If you’re considering building self-order kiosk software in-house, think about what other software platforms it will need to communicate with. Do you rely on outside vendors for your POS software? How about your loyalty platform? Your backend analytics platform? If any of the vendors you work with for these other pieces of software make a change or update to their product, your proprietary software may no longer properly communicate with it. You will need engineers on staff who are kept abreast of these updates and can get to work immediately so that your guests don’t find themselves trying to order from a broken kiosk. Some restaurant brands may decide that is a price they are willing to pay, but anyone making the decision to build in-house should seriously consider this scenario.

But it isn’t only the world around your business that is in flux.

Your needs will change, too.

As Noah writes, the problem with building in-house is “you end up either 1) Writing a specific purpose built solution that will break when you shift your business requirements or 2) Creating a generalized customizable platform that anticipates a broad array of use cases.” Let’s explore this a bit.

In the first case, you have spent money on something that may be obsolete when you inevitably decide at some point down the road that you aren’t indefinitely going to do business exactly as you do today.

In the second case, you need to build a flexible, customizable platform, and that is a very expensive proposition.

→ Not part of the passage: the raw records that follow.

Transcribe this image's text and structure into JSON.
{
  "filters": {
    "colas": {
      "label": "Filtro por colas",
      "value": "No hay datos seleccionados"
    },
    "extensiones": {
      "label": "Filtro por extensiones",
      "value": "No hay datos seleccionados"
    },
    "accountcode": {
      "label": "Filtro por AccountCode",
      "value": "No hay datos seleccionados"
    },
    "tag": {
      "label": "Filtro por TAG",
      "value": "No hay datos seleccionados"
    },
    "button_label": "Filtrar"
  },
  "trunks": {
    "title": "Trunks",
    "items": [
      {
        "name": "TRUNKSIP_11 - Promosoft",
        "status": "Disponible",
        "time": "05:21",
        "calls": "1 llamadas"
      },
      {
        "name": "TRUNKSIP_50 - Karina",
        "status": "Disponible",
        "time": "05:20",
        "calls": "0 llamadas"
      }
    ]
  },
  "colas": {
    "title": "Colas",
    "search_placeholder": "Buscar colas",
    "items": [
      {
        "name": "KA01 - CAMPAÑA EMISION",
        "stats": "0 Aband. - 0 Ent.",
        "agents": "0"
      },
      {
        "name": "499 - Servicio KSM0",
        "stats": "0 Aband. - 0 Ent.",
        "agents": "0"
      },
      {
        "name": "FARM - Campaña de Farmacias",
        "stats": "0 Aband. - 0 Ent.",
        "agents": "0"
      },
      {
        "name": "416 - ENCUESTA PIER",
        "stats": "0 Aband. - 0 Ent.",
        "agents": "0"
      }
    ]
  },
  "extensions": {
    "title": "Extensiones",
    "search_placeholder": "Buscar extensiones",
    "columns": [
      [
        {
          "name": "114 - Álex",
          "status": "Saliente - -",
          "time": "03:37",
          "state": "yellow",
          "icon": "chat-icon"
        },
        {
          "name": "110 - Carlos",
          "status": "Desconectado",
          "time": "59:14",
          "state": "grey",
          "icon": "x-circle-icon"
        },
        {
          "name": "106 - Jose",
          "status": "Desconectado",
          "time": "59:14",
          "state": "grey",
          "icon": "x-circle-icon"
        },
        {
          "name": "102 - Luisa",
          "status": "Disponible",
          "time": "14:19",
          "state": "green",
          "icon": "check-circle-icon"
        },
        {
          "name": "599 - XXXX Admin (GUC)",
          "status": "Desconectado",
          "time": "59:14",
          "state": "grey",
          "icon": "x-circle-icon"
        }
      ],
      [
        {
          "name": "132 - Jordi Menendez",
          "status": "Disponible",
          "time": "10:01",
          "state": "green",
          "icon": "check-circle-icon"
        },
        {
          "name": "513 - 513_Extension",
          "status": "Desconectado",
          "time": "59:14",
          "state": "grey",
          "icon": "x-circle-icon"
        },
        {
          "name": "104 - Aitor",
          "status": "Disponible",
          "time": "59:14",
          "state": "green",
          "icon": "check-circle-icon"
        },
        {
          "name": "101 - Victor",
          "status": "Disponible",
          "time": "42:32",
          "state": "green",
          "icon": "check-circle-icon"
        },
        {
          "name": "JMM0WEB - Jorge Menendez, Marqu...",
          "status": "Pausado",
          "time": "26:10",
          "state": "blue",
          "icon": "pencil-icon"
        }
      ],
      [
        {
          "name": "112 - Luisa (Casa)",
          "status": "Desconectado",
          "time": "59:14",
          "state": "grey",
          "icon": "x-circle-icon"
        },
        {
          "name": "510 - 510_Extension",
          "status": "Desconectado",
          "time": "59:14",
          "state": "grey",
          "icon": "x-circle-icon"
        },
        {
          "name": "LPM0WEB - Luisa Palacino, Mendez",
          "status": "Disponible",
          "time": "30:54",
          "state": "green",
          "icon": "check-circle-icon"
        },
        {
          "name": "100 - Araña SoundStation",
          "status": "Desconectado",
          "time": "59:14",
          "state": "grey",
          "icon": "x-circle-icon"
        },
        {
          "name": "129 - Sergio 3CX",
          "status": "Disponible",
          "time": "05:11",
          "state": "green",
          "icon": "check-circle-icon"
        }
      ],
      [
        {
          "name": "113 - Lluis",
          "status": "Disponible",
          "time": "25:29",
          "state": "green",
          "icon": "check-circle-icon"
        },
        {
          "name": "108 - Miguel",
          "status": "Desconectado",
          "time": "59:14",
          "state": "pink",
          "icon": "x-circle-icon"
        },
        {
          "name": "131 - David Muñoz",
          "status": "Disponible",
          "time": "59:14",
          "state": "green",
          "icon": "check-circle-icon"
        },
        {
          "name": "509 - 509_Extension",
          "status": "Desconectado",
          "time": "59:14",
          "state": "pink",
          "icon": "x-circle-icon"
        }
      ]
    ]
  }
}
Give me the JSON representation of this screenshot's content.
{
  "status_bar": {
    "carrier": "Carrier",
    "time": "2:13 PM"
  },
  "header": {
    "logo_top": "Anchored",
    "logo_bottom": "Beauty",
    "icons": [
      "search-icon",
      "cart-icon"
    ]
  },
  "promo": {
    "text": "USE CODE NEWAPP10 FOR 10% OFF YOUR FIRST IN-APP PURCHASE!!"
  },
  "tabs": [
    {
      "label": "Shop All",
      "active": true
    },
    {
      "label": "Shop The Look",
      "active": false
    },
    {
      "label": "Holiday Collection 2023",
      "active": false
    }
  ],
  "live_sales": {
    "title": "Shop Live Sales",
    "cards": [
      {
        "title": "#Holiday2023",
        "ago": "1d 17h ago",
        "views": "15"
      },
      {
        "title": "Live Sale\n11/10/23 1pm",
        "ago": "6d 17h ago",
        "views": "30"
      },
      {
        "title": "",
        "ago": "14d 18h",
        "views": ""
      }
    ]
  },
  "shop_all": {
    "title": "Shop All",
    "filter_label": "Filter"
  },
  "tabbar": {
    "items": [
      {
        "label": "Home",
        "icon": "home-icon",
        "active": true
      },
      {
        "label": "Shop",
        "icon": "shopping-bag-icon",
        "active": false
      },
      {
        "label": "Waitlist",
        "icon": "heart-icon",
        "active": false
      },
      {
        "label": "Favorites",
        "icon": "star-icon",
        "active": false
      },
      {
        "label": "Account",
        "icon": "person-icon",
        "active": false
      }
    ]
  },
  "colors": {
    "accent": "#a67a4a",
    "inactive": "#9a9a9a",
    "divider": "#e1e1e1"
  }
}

It is what we are doing at Bite, and it takes a lot of time and effort. It makes sense for us, because we work with a lot of different restaurant brands with different needs and tech stacks that are constantly changing. We benefit from making a tailor-made solution for each of our brands, because there are others out there who can also benefit from that solution. When you are building software in-house to be used by your company alone, this potential upside doesn’t exist.

That’s where we come in.

This is something we at Bite understand very well. As our product has grown in complexity it has naturally grown more costly to maintain—but that is a burden we are eager to bear because this is our core business and our core mission. 

At Bite Kiosk, we live and breathe self-order. We are thinking day in and day out about how we can improve your guests’ self-order experience while in turn providing you a return on your monthly investment in us. We believe that kiosk ordering is the future and it is a future we are ushering in—not just because the numbers make sense but because we believe that our software will elevate hospitality everywhere, empowering guests to order on their own terms and matching the fast pace of their increasingly busy lives.